• _WORK ITEM_
Pictures are not part of the copy. Reproduce all the records exactly.
*** RECORD SET ***
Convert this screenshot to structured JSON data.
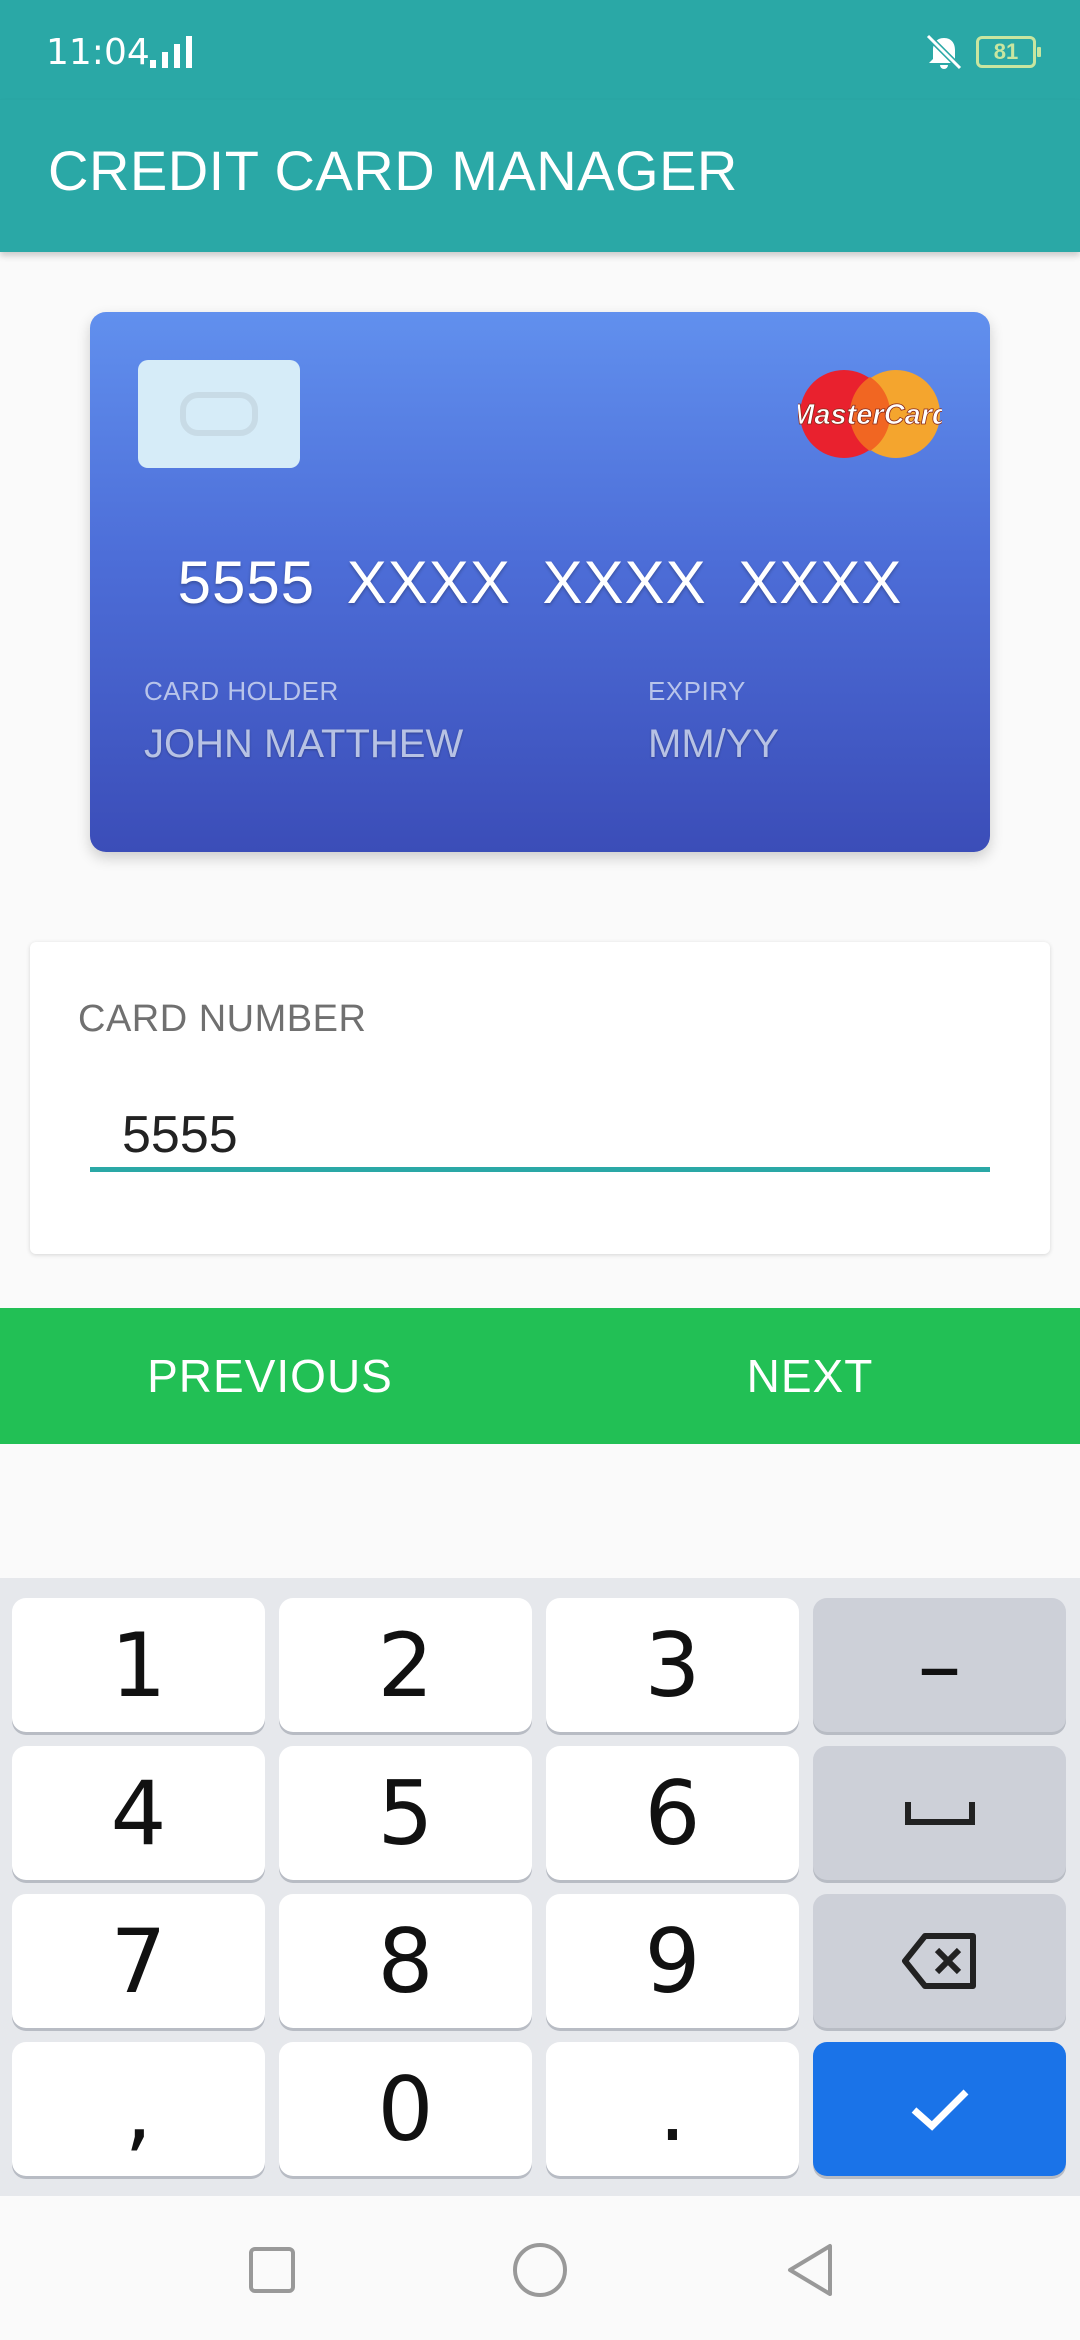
{
  "status_bar": {
    "time": "11:04",
    "battery": "81",
    "icons": [
      "signal-icon",
      "vibrate-muted-icon",
      "battery-icon"
    ]
  },
  "app_bar": {
    "title": "CREDIT CARD MANAGER"
  },
  "card_preview": {
    "number": "5555  XXXX  XXXX  XXXX",
    "holder_label": "CARD HOLDER",
    "holder_value": "JOHN MATTHEW",
    "expiry_label": "EXPIRY",
    "expiry_value": "MM/YY",
    "brand": "MasterCard"
  },
  "form": {
    "label": "CARD NUMBER",
    "value": "5555"
  },
  "nav_buttons": {
    "previous": "PREVIOUS",
    "next": "NEXT"
  },
  "keyboard": {
    "keys": [
      "1",
      "2",
      "3",
      "–",
      "4",
      "5",
      "6",
      "space",
      "7",
      "8",
      "9",
      "backspace",
      ",",
      "0",
      ".",
      "done"
    ]
  },
  "colors": {
    "primary": "#2aa8a6",
    "nav_green": "#22c055",
    "card_top": "#6190ee",
    "card_bottom": "#3b4db8",
    "done_key": "#1a73e8"
  }
}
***
• _SOLVED PROBLEM_
Convert this screenshot to structured JSON data.
{
  "status_bar": {
    "time": "11:04",
    "battery": "81",
    "icons": [
      "signal-icon",
      "vibrate-muted-icon",
      "battery-icon"
    ]
  },
  "app_bar": {
    "title": "CREDIT CARD MANAGER"
  },
  "card_preview": {
    "number": "5555  XXXX  XXXX  XXXX",
    "holder_label": "CARD HOLDER",
    "holder_value": "JOHN MATTHEW",
    "expiry_label": "EXPIRY",
    "expiry_value": "MM/YY",
    "brand": "MasterCard"
  },
  "form": {
    "label": "CARD NUMBER",
    "value": "5555"
  },
  "nav_buttons": {
    "previous": "PREVIOUS",
    "next": "NEXT"
  },
  "keyboard": {
    "keys": [
      "1",
      "2",
      "3",
      "–",
      "4",
      "5",
      "6",
      "space",
      "7",
      "8",
      "9",
      "backspace",
      ",",
      "0",
      ".",
      "done"
    ]
  },
  "colors": {
    "primary": "#2aa8a6",
    "nav_green": "#22c055",
    "card_top": "#6190ee",
    "card_bottom": "#3b4db8",
    "done_key": "#1a73e8"
  }
}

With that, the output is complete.